After twenty-two years of parenting I look back on the times I’ve disciplined my sons and I realized that sometimes I did alright and sometimes I blew it.
It took me a while to realize that I couldn’t discipline our boys the same way because they were so different. I rarely had to do much to discipline our older son. Just telling him that what he did was wrong usually was enough. He felt so bad and was harder on himself than we ever would have been.
My other son, on the other hand, generally needed more serious consequences to correct his errant behavior. When this happened, he’d usually let the entire neighborhood know what awful parents we were for the time-out he was experiencing.
I learned that it was better to not try to discipline when I was angry. That never worked very well.
There was one discipline strategy that seemed to work well in certain situations for both our boys. I call it “I Want My Time Back Discipline.” Our boys, like most kids, would occasionally forget things that they needed for school. Since my schedule was more flexible, they would call me. “Dad, I forgot my lunch, could you bring it to me?” or “Dad, I left my report on the counter, and if I don’t turn it in, I won’t get any points for it.”
My first reaction was, “Well, I guess that you will have to eat a school lunch or go hungry.” Or, “Looks like you are going to get an ‘F’ on this paper. Next time you’ll remember to bring your report.”
And then I’d remember the times I had turned around halfway to my office because I forgot my lunch or my phone. I also remembered how awful I felt as a student when I didn’t have my homework.
I needed to have a little more grace when it comes to these small transgressions. However, I also needed to let my kids know that for me drop what I was doing to bring them something cut into my plans and my day. So I simply kept track of how long it took me to leave work, pick up their report, bring it to school and then drive back to work. Usually I could do it in about 35 minutes.

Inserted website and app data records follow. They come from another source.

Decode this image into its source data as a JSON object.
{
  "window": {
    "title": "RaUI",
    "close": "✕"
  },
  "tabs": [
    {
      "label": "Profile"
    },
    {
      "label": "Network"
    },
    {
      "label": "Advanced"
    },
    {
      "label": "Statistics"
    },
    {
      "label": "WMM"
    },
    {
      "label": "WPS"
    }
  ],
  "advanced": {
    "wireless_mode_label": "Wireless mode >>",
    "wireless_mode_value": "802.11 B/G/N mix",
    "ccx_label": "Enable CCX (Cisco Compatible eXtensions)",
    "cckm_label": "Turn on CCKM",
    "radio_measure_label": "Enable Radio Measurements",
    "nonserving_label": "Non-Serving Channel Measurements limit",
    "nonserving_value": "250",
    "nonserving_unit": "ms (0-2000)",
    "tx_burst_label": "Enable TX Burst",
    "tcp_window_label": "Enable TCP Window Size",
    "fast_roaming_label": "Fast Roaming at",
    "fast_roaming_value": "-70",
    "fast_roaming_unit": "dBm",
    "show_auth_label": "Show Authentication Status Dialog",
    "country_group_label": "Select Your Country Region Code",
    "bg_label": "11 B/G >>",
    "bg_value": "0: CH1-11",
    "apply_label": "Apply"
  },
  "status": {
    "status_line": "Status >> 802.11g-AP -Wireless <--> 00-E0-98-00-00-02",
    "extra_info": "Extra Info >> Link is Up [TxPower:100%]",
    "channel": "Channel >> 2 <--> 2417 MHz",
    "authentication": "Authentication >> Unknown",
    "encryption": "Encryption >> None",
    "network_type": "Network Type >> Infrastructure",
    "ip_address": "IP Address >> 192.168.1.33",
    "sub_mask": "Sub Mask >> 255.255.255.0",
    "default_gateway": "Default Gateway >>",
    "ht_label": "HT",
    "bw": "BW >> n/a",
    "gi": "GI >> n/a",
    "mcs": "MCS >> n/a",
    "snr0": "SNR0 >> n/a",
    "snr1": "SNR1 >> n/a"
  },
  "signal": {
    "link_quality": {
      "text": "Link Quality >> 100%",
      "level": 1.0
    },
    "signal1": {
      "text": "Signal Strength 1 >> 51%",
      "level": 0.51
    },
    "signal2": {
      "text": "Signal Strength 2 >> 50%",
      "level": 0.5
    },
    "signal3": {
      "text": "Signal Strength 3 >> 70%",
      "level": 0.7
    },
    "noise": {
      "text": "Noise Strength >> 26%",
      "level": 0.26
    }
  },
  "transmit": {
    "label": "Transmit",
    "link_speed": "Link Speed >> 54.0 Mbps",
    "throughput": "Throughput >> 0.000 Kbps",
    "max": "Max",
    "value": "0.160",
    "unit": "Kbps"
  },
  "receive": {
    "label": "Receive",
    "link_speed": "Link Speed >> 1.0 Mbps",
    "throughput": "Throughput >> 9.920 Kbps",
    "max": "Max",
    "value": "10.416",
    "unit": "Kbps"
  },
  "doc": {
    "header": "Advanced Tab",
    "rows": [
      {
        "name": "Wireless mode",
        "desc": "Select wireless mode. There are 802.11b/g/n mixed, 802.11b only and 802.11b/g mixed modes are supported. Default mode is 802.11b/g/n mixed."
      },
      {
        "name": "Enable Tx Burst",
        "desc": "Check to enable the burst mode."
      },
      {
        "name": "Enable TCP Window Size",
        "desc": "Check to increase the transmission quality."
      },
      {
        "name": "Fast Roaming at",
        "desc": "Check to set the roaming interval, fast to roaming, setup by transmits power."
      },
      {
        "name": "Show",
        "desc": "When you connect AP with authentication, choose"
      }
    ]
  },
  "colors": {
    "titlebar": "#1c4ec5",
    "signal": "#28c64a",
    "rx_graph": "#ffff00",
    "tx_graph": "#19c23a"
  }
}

When my son would arrive home he was both apologetic and grateful. I’d say, “You are welcome. However, I want to you to know that I want my time back. You now owe me 35 minutes of your time for something that I want.” They always assumed that that meant chores.
Honestly, trying to come up with a 35-minute chore was more punishment for me than for them. When I told him that he owed me 35 minutes, it meant he had to give me back my time to do something I wanted to do. Sometimes that meant reading a book together or tossing a baseball in the backyard. It could mean going for a run with me, or watching an episode of a TV show that we both enjoyed. Whatever it was, we did it on my schedule. Now I was cutting into his time. Lesson learned.
I liked this discipline strategy because, not only was it effective, it didn’t leave either of us angry and upset with each other. Most of the time it brought us closer together.
Fathers, do not exasperate your children;
instead, bring them up in the training and instruction of the Lord.
By Pete Larson
Husband to Lynn, Father of two
1 Corinthians 13 Parenting Team Member, Executive Director of Family Fest Ministries